The task calls for each line of the records below in which the word "July" appears.
START Available records
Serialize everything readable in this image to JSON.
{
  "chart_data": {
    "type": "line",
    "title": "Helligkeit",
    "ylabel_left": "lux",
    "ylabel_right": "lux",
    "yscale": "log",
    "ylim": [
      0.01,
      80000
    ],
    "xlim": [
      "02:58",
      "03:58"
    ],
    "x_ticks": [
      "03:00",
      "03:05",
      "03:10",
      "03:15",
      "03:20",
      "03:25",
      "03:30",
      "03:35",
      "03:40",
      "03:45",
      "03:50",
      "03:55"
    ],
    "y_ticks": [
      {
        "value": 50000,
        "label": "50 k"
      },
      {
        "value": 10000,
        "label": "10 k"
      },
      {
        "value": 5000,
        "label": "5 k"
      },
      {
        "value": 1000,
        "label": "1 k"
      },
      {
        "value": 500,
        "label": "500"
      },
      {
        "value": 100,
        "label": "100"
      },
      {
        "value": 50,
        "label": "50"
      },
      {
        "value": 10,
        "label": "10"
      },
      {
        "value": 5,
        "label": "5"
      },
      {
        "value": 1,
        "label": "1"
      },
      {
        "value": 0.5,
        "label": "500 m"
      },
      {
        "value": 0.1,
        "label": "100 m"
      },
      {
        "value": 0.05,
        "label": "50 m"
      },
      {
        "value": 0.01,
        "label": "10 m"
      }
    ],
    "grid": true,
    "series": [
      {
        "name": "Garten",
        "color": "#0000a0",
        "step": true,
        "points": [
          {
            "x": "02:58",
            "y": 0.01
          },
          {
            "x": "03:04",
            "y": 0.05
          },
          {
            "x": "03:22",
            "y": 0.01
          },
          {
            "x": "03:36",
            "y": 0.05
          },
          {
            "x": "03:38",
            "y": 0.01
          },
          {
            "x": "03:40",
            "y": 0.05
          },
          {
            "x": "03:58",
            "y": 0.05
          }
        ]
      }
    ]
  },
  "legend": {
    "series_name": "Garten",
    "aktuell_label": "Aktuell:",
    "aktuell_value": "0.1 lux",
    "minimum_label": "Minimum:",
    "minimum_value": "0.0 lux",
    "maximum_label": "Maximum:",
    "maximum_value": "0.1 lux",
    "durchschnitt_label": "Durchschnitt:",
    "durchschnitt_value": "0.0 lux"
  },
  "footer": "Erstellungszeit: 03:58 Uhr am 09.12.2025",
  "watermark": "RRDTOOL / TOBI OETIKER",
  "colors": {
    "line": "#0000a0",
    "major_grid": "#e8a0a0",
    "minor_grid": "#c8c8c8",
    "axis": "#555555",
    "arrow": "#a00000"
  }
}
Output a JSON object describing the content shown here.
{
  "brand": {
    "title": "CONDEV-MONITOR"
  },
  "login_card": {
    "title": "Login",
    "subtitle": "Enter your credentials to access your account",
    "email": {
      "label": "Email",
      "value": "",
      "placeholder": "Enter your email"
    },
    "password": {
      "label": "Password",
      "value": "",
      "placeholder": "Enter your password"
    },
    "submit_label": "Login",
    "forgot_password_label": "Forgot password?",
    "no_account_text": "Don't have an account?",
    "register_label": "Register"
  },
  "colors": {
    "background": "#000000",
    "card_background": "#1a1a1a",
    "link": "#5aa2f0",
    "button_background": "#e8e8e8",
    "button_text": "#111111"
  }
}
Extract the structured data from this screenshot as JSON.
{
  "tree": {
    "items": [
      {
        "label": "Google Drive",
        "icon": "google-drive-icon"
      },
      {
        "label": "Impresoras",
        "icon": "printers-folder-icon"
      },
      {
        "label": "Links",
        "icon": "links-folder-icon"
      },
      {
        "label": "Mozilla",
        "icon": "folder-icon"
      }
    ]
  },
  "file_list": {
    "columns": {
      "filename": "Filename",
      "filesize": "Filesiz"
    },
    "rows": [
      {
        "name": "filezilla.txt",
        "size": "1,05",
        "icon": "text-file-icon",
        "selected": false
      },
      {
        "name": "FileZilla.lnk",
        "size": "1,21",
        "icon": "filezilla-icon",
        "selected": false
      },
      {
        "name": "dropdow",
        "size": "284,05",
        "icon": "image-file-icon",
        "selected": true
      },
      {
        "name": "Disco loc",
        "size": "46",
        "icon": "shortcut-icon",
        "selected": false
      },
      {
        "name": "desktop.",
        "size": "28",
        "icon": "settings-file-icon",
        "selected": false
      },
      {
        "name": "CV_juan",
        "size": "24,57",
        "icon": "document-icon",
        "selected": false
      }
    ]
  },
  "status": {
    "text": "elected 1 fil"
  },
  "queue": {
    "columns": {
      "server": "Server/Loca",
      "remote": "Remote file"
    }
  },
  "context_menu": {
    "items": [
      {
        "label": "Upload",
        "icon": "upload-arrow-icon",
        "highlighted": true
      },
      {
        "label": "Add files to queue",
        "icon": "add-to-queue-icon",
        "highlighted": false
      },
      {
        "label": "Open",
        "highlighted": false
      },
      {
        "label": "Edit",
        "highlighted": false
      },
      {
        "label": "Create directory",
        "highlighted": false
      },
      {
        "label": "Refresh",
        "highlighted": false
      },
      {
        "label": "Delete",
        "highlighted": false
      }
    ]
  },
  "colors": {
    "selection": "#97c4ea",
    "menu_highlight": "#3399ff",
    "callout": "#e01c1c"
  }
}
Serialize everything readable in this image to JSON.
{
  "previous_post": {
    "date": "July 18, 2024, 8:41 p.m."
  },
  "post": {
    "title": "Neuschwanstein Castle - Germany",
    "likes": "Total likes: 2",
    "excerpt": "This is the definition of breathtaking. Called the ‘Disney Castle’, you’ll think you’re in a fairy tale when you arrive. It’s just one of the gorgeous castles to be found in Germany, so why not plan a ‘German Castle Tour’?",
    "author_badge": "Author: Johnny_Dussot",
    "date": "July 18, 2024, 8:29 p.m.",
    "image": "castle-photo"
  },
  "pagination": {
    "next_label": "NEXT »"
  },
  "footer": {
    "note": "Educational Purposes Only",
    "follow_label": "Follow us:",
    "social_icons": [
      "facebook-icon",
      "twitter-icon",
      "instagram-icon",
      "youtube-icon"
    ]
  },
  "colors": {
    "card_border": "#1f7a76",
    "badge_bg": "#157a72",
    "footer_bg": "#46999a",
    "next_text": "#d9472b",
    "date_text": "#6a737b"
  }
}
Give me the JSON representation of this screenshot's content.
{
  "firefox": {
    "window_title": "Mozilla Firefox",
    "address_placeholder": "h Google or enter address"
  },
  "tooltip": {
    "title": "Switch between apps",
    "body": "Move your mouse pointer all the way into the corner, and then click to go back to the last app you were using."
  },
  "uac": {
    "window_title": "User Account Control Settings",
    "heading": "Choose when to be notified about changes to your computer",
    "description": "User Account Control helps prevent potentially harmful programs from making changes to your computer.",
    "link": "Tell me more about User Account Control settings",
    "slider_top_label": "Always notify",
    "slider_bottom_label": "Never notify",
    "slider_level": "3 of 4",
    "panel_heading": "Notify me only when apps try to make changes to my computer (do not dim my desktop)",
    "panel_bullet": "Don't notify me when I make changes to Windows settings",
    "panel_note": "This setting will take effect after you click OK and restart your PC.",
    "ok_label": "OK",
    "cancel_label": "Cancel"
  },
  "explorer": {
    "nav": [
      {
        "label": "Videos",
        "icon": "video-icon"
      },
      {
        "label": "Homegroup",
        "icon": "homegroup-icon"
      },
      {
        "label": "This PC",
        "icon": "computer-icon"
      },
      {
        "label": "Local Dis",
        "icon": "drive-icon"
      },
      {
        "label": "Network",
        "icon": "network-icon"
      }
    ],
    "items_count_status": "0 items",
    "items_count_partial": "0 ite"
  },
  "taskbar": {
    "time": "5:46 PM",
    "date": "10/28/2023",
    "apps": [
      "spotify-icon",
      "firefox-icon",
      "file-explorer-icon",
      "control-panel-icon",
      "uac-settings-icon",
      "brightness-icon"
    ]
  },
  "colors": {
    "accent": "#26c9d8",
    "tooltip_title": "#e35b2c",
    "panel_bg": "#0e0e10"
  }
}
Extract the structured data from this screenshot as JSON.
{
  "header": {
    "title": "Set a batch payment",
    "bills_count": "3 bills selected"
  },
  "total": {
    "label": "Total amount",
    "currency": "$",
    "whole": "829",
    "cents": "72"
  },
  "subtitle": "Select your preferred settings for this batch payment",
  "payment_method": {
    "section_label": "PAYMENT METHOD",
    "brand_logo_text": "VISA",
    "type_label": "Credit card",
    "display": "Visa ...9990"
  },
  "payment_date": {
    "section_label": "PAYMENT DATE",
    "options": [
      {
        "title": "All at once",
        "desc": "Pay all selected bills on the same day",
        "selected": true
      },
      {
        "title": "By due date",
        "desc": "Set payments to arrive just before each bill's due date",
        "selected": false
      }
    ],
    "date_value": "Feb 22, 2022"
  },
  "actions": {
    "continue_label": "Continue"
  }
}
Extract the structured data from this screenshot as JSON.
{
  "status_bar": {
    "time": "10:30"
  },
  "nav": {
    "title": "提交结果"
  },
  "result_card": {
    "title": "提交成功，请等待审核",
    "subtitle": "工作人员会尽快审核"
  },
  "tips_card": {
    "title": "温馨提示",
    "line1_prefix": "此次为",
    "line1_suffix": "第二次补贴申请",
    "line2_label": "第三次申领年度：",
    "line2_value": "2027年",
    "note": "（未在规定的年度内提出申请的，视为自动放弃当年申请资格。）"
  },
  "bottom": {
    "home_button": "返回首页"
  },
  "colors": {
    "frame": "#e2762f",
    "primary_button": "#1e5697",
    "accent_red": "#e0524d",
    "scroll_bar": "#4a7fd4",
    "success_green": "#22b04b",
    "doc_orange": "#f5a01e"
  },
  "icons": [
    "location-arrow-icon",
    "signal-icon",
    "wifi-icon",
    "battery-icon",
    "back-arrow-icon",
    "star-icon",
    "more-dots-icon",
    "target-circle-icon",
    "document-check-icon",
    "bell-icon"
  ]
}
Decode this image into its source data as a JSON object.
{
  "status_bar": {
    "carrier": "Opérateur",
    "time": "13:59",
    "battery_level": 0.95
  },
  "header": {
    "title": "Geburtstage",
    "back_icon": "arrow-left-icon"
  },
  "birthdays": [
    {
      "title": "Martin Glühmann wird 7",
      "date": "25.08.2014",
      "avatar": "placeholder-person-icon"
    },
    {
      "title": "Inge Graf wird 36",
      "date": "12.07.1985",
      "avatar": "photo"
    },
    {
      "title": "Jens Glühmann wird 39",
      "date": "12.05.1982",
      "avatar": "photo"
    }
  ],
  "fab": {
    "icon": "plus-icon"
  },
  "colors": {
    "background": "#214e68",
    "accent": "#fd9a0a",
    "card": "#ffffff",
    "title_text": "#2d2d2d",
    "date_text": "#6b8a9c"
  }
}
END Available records
__Your response__
    "date": "July 18, 2024, 8:41 p.m."
    "date": "July 18, 2024, 8:29 p.m.",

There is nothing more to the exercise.